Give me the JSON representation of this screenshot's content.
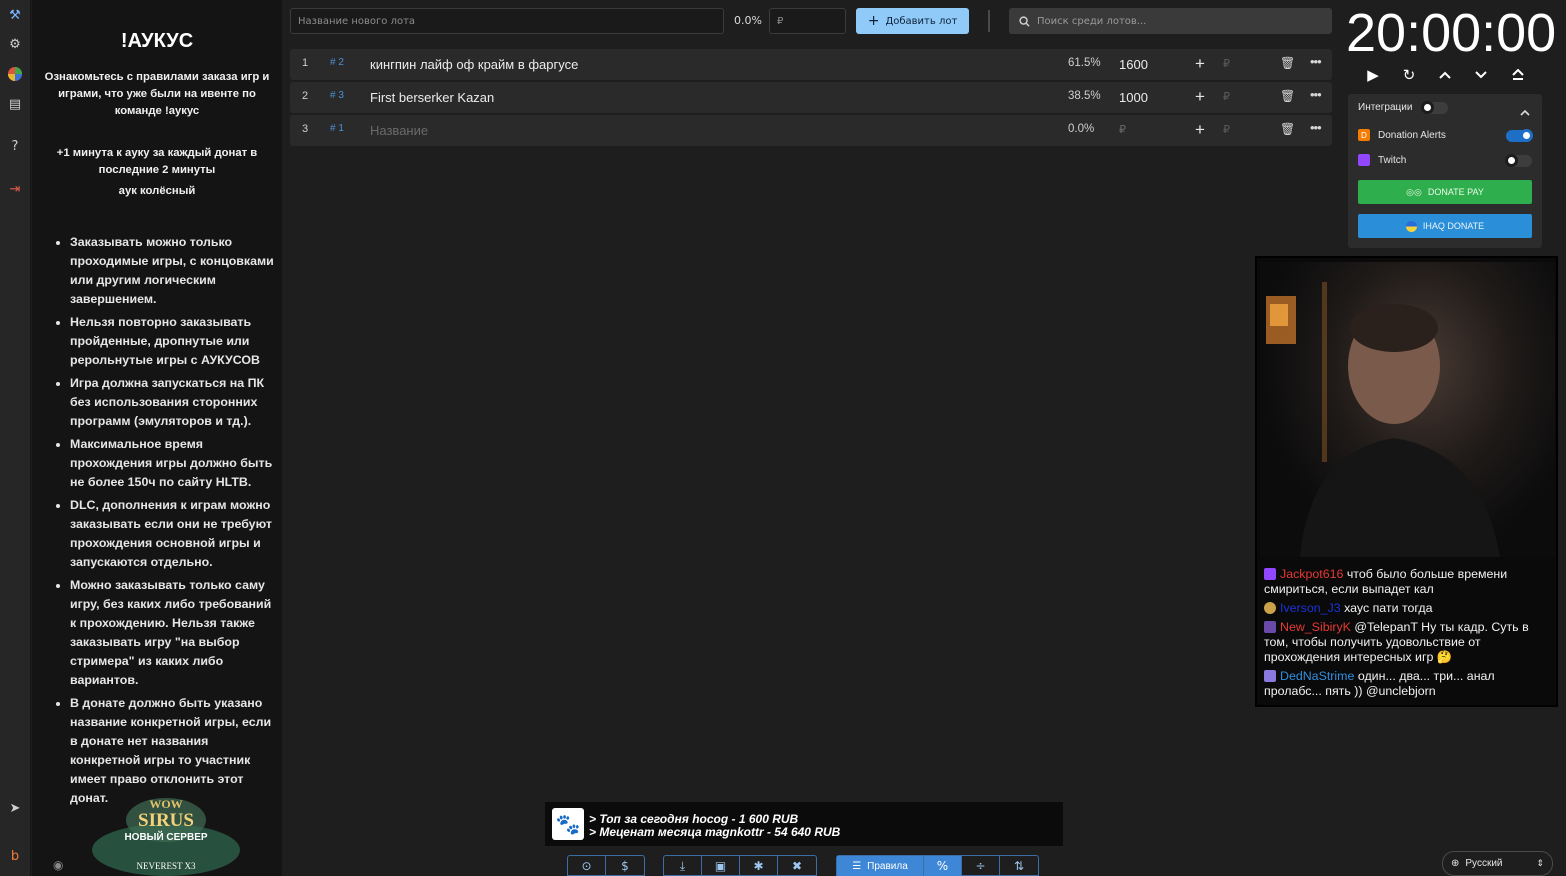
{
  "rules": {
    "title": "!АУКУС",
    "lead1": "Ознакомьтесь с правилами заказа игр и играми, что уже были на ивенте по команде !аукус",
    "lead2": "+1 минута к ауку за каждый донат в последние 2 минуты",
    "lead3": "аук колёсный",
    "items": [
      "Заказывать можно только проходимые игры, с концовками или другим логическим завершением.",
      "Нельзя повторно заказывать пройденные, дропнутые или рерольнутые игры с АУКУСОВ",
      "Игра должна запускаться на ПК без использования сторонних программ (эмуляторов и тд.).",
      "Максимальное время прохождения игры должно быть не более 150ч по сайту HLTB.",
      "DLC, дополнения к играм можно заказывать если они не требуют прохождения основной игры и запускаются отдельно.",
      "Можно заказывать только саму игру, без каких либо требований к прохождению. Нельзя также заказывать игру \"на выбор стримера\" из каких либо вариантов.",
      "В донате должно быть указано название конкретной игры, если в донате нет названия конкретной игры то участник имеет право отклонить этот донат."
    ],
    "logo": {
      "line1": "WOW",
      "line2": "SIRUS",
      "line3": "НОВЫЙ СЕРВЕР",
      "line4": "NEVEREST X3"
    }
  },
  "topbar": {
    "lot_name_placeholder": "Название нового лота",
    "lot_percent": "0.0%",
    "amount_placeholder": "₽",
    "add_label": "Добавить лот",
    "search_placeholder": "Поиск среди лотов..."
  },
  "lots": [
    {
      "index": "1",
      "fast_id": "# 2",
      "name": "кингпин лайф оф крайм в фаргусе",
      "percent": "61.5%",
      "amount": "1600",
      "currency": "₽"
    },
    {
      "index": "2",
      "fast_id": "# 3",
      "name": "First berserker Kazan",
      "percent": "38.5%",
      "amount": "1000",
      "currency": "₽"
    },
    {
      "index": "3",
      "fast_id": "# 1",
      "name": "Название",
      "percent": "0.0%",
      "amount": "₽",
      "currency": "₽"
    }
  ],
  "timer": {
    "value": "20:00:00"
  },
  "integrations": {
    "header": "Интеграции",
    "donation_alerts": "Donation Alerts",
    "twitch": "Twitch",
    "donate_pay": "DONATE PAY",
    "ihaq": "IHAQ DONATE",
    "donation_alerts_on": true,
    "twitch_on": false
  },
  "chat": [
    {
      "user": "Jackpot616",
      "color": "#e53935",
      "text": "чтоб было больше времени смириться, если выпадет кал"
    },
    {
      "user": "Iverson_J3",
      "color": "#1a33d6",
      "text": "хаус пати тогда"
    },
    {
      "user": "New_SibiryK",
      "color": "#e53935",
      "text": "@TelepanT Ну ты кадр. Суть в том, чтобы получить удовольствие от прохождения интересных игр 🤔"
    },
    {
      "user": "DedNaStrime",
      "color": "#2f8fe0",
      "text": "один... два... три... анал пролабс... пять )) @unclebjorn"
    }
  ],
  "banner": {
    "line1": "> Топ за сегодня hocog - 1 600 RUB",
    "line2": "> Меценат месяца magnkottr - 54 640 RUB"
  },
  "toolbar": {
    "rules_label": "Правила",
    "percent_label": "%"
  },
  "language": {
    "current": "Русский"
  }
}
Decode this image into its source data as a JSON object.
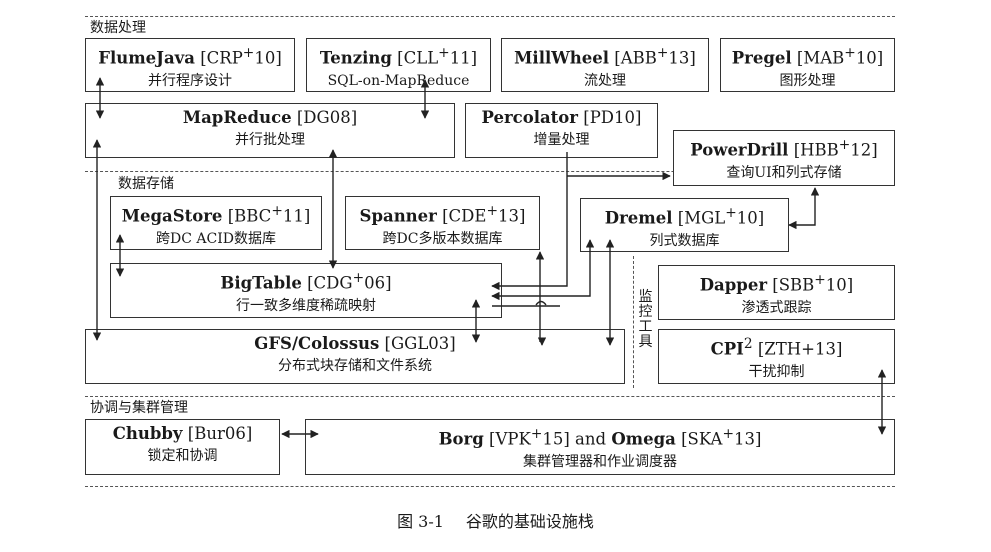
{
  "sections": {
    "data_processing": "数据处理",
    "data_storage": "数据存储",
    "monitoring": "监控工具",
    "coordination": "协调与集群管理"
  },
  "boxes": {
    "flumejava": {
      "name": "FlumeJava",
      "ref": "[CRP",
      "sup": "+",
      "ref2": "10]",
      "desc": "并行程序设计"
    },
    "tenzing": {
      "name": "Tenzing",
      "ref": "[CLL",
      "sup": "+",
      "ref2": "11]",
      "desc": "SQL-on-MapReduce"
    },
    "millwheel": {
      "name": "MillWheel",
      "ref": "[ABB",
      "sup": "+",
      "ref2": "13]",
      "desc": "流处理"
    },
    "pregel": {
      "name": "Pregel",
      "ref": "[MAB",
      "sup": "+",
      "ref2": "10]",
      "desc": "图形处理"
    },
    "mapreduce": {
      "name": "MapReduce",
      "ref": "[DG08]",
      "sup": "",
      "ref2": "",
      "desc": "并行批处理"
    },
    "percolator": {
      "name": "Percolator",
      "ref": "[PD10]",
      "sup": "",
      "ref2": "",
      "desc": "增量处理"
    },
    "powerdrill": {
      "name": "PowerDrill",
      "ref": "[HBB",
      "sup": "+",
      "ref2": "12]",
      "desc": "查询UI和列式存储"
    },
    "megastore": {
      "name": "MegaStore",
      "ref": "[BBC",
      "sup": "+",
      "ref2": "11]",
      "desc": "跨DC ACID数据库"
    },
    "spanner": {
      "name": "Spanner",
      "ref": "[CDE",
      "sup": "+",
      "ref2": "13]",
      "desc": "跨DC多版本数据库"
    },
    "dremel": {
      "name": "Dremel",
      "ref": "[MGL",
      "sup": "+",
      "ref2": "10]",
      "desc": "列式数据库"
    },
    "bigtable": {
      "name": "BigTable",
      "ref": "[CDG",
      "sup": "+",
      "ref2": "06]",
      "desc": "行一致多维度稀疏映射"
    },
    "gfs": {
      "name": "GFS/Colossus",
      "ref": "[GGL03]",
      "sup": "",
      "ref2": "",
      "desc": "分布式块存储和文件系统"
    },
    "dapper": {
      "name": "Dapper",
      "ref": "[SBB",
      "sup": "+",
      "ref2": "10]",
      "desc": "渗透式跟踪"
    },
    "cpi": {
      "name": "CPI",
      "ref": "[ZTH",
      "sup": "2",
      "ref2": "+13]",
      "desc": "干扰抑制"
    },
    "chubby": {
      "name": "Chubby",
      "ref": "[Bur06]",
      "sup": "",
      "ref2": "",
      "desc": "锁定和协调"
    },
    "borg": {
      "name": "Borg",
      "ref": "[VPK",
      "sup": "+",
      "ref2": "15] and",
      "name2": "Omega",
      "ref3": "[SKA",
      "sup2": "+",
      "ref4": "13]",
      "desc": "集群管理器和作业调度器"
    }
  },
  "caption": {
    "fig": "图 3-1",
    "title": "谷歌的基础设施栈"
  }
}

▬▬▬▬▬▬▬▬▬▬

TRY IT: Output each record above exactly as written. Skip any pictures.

SOLUTION:
Give me the JSON representation of this screenshot's content.
{
  "rules": {
    "title": "!АУКУС",
    "lead1": "Ознакомьтесь с правилами заказа игр и играми, что уже были на ивенте по команде !аукус",
    "lead2": "+1 минута к ауку за каждый донат в последние 2 минуты",
    "lead3": "аук колёсный",
    "items": [
      "Заказывать можно только проходимые игры, с концовками или другим логическим завершением.",
      "Нельзя повторно заказывать пройденные, дропнутые или рерольнутые игры с АУКУСОВ",
      "Игра должна запускаться на ПК без использования сторонних программ (эмуляторов и тд.).",
      "Максимальное время прохождения игры должно быть не более 150ч по сайту HLTB.",
      "DLC, дополнения к играм можно заказывать если они не требуют прохождения основной игры и запускаются отдельно.",
      "Можно заказывать только саму игру, без каких либо требований к прохождению. Нельзя также заказывать игру \"на выбор стримера\" из каких либо вариантов.",
      "В донате должно быть указано название конкретной игры, если в донате нет названия конкретной игры то участник имеет право отклонить этот донат."
    ],
    "logo": {
      "line1": "WOW",
      "line2": "SIRUS",
      "line3": "НОВЫЙ СЕРВЕР",
      "line4": "NEVEREST X3"
    }
  },
  "topbar": {
    "lot_name_placeholder": "Название нового лота",
    "lot_percent": "0.0%",
    "amount_placeholder": "₽",
    "add_label": "Добавить лот",
    "search_placeholder": "Поиск среди лотов..."
  },
  "lots": [
    {
      "index": "1",
      "fast_id": "# 2",
      "name": "кингпин лайф оф крайм в фаргусе",
      "percent": "61.5%",
      "amount": "1600",
      "currency": "₽"
    },
    {
      "index": "2",
      "fast_id": "# 3",
      "name": "First berserker Kazan",
      "percent": "38.5%",
      "amount": "1000",
      "currency": "₽"
    },
    {
      "index": "3",
      "fast_id": "# 1",
      "name": "Название",
      "percent": "0.0%",
      "amount": "₽",
      "currency": "₽"
    }
  ],
  "timer": {
    "value": "20:00:00"
  },
  "integrations": {
    "header": "Интеграции",
    "donation_alerts": "Donation Alerts",
    "twitch": "Twitch",
    "donate_pay": "DONATE PAY",
    "ihaq": "IHAQ DONATE",
    "donation_alerts_on": true,
    "twitch_on": false
  },
  "chat": [
    {
      "user": "Jackpot616",
      "color": "#e53935",
      "text": "чтоб было больше времени смириться, если выпадет кал"
    },
    {
      "user": "Iverson_J3",
      "color": "#1a33d6",
      "text": "хаус пати тогда"
    },
    {
      "user": "New_SibiryK",
      "color": "#e53935",
      "text": "@TelepanT Ну ты кадр. Суть в том, чтобы получить удовольствие от прохождения интересных игр 🤔"
    },
    {
      "user": "DedNaStrime",
      "color": "#2f8fe0",
      "text": "один... два... три... анал пролабс... пять )) @unclebjorn"
    }
  ],
  "banner": {
    "line1": "> Топ за сегодня hocog - 1 600 RUB",
    "line2": "> Меценат месяца magnkottr - 54 640 RUB"
  },
  "toolbar": {
    "rules_label": "Правила",
    "percent_label": "%"
  },
  "language": {
    "current": "Русский"
  }
}
Decode this image into its source data as a JSON object.
{
  "sections": {
    "data_processing": "数据处理",
    "data_storage": "数据存储",
    "monitoring": "监控工具",
    "coordination": "协调与集群管理"
  },
  "boxes": {
    "flumejava": {
      "name": "FlumeJava",
      "ref": "[CRP",
      "sup": "+",
      "ref2": "10]",
      "desc": "并行程序设计"
    },
    "tenzing": {
      "name": "Tenzing",
      "ref": "[CLL",
      "sup": "+",
      "ref2": "11]",
      "desc": "SQL-on-MapReduce"
    },
    "millwheel": {
      "name": "MillWheel",
      "ref": "[ABB",
      "sup": "+",
      "ref2": "13]",
      "desc": "流处理"
    },
    "pregel": {
      "name": "Pregel",
      "ref": "[MAB",
      "sup": "+",
      "ref2": "10]",
      "desc": "图形处理"
    },
    "mapreduce": {
      "name": "MapReduce",
      "ref": "[DG08]",
      "sup": "",
      "ref2": "",
      "desc": "并行批处理"
    },
    "percolator": {
      "name": "Percolator",
      "ref": "[PD10]",
      "sup": "",
      "ref2": "",
      "desc": "增量处理"
    },
    "powerdrill": {
      "name": "PowerDrill",
      "ref": "[HBB",
      "sup": "+",
      "ref2": "12]",
      "desc": "查询UI和列式存储"
    },
    "megastore": {
      "name": "MegaStore",
      "ref": "[BBC",
      "sup": "+",
      "ref2": "11]",
      "desc": "跨DC ACID数据库"
    },
    "spanner": {
      "name": "Spanner",
      "ref": "[CDE",
      "sup": "+",
      "ref2": "13]",
      "desc": "跨DC多版本数据库"
    },
    "dremel": {
      "name": "Dremel",
      "ref": "[MGL",
      "sup": "+",
      "ref2": "10]",
      "desc": "列式数据库"
    },
    "bigtable": {
      "name": "BigTable",
      "ref": "[CDG",
      "sup": "+",
      "ref2": "06]",
      "desc": "行一致多维度稀疏映射"
    },
    "gfs": {
      "name": "GFS/Colossus",
      "ref": "[GGL03]",
      "sup": "",
      "ref2": "",
      "desc": "分布式块存储和文件系统"
    },
    "dapper": {
      "name": "Dapper",
      "ref": "[SBB",
      "sup": "+",
      "ref2": "10]",
      "desc": "渗透式跟踪"
    },
    "cpi": {
      "name": "CPI",
      "ref": "[ZTH",
      "sup": "2",
      "ref2": "+13]",
      "desc": "干扰抑制"
    },
    "chubby": {
      "name": "Chubby",
      "ref": "[Bur06]",
      "sup": "",
      "ref2": "",
      "desc": "锁定和协调"
    },
    "borg": {
      "name": "Borg",
      "ref": "[VPK",
      "sup": "+",
      "ref2": "15] and",
      "name2": "Omega",
      "ref3": "[SKA",
      "sup2": "+",
      "ref4": "13]",
      "desc": "集群管理器和作业调度器"
    }
  },
  "caption": {
    "fig": "图 3-1",
    "title": "谷歌的基础设施栈"
  }
}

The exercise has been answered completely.